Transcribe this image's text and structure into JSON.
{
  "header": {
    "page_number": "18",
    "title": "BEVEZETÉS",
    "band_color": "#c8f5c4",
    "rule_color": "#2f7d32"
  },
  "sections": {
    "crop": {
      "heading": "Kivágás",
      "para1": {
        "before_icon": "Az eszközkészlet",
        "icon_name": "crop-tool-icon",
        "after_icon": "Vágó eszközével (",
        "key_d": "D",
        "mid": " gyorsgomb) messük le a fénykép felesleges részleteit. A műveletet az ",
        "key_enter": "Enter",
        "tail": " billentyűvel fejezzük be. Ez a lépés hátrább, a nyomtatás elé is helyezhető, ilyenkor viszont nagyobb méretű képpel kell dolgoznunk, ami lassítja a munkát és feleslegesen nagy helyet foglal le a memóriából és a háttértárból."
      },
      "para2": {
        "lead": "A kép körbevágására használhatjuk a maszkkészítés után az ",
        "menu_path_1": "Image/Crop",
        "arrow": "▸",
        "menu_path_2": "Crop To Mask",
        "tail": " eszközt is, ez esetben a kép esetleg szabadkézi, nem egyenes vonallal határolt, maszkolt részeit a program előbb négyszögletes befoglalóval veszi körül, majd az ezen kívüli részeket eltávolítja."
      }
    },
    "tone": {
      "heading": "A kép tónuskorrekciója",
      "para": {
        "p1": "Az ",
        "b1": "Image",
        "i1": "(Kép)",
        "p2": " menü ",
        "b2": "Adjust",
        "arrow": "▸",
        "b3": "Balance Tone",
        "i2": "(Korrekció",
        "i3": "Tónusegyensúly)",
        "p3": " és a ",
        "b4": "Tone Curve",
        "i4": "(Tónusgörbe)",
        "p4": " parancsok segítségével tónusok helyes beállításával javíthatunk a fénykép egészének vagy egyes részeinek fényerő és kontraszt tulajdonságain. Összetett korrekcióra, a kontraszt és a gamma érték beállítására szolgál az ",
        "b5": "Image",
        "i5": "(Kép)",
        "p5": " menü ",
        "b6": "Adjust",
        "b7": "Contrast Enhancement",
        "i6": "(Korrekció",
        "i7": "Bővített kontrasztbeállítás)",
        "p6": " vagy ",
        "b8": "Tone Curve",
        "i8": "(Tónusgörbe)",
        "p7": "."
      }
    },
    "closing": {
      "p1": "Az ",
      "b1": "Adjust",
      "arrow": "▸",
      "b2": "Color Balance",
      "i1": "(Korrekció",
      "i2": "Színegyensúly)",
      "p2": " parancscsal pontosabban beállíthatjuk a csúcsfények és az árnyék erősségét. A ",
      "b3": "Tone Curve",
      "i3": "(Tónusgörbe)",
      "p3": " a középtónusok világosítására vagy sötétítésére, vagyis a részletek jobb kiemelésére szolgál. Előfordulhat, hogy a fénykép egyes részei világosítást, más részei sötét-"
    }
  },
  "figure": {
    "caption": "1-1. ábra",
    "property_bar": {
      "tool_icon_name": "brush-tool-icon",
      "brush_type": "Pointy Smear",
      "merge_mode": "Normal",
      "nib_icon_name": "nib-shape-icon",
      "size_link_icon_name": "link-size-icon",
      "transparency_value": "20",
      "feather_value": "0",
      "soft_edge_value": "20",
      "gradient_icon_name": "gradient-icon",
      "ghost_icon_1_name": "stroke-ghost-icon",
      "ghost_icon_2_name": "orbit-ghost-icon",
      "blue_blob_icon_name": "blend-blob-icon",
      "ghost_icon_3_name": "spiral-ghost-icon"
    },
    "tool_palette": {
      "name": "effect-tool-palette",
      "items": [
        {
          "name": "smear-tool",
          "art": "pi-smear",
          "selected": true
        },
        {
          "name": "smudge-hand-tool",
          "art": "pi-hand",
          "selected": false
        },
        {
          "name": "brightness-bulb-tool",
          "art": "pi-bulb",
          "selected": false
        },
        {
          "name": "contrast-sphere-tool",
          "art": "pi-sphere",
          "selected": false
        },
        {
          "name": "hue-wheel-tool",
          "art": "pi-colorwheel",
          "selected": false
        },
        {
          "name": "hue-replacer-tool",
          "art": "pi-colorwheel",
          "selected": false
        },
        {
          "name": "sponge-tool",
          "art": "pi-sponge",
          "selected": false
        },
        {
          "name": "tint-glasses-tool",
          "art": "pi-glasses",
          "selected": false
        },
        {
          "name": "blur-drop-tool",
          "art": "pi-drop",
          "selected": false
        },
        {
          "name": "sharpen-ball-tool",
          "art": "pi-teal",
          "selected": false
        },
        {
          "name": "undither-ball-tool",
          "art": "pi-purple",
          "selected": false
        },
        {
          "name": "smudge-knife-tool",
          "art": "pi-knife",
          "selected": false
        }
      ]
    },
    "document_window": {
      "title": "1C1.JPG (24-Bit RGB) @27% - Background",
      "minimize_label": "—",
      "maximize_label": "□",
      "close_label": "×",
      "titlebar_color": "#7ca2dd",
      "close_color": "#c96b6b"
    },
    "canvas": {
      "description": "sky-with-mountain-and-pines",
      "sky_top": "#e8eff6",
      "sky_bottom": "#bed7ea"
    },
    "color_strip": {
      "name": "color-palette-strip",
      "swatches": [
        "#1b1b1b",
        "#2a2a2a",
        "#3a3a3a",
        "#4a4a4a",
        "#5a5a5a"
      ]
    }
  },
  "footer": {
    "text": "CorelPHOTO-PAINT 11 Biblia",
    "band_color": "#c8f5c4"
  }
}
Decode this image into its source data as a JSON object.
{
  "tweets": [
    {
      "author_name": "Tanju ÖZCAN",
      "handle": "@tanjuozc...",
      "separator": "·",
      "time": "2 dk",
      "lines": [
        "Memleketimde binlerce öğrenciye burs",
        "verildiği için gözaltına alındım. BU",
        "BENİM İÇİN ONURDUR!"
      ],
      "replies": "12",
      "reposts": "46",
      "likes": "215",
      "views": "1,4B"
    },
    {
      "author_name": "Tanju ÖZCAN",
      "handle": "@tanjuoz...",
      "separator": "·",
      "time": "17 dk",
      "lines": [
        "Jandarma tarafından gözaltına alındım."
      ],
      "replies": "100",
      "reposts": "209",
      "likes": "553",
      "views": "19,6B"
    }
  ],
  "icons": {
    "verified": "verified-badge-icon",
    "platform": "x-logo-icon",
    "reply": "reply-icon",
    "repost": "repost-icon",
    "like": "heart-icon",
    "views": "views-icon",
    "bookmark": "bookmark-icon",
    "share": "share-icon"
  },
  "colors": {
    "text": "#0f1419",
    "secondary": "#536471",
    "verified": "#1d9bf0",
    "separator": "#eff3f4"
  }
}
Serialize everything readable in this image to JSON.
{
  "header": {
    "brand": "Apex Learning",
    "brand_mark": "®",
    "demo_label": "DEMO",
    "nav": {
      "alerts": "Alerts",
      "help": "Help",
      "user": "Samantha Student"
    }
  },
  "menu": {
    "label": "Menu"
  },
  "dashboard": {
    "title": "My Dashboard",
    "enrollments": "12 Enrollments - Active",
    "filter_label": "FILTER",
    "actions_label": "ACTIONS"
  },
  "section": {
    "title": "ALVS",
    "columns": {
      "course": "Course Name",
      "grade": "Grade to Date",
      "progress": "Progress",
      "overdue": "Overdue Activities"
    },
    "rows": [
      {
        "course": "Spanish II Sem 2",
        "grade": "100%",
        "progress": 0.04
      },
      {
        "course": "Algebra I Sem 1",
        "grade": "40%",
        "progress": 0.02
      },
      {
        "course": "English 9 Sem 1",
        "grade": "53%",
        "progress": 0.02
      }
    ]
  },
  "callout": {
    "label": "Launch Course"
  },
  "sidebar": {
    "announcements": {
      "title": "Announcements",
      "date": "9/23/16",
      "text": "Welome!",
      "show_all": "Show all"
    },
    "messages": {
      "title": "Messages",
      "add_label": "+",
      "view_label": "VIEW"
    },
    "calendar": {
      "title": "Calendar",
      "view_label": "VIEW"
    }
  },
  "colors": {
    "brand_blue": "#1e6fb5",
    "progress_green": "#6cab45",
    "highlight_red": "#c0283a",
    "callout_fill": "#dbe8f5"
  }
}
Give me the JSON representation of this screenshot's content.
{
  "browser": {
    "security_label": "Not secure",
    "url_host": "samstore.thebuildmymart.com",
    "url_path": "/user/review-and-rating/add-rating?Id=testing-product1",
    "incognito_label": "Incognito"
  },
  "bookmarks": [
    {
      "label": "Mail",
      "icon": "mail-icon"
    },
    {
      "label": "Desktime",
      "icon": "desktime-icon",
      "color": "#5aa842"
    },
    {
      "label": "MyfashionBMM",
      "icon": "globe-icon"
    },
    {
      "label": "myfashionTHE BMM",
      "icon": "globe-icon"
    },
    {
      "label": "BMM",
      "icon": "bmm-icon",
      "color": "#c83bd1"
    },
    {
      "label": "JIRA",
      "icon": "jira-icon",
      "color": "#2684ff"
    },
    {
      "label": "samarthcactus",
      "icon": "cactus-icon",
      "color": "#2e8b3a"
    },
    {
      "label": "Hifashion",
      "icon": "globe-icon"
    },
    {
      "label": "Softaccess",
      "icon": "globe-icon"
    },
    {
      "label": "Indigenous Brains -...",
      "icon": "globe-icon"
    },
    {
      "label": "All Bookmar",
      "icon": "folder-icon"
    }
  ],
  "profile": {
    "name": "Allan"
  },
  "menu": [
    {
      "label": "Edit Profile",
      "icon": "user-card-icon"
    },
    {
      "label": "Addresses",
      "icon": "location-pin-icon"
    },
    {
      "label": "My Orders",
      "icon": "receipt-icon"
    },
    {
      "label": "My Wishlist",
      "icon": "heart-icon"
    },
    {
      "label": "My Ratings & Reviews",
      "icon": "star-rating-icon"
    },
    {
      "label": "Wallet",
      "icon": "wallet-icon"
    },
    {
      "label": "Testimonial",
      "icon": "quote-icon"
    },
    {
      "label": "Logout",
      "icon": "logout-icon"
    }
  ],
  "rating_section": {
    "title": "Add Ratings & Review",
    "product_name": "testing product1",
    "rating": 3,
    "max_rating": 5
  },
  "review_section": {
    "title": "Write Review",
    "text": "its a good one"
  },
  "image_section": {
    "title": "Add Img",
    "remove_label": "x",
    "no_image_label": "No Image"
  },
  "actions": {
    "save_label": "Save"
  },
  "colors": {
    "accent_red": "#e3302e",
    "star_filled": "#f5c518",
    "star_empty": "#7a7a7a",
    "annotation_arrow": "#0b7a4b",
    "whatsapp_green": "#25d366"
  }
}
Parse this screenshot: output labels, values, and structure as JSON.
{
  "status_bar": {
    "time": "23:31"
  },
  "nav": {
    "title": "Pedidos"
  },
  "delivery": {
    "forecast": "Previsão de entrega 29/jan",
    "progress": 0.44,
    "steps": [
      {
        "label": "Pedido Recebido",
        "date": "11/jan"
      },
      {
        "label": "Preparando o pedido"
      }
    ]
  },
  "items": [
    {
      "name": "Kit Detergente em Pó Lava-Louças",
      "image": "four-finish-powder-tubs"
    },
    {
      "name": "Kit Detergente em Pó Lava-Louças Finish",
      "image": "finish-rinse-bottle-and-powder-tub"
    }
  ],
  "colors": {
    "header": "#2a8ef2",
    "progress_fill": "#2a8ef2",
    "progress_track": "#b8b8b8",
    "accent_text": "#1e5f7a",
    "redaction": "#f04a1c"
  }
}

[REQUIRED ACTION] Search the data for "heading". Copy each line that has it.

[ANSWER BOX]
      "heading": "Kivágás",
      "heading": "A kép tónuskorrekciója",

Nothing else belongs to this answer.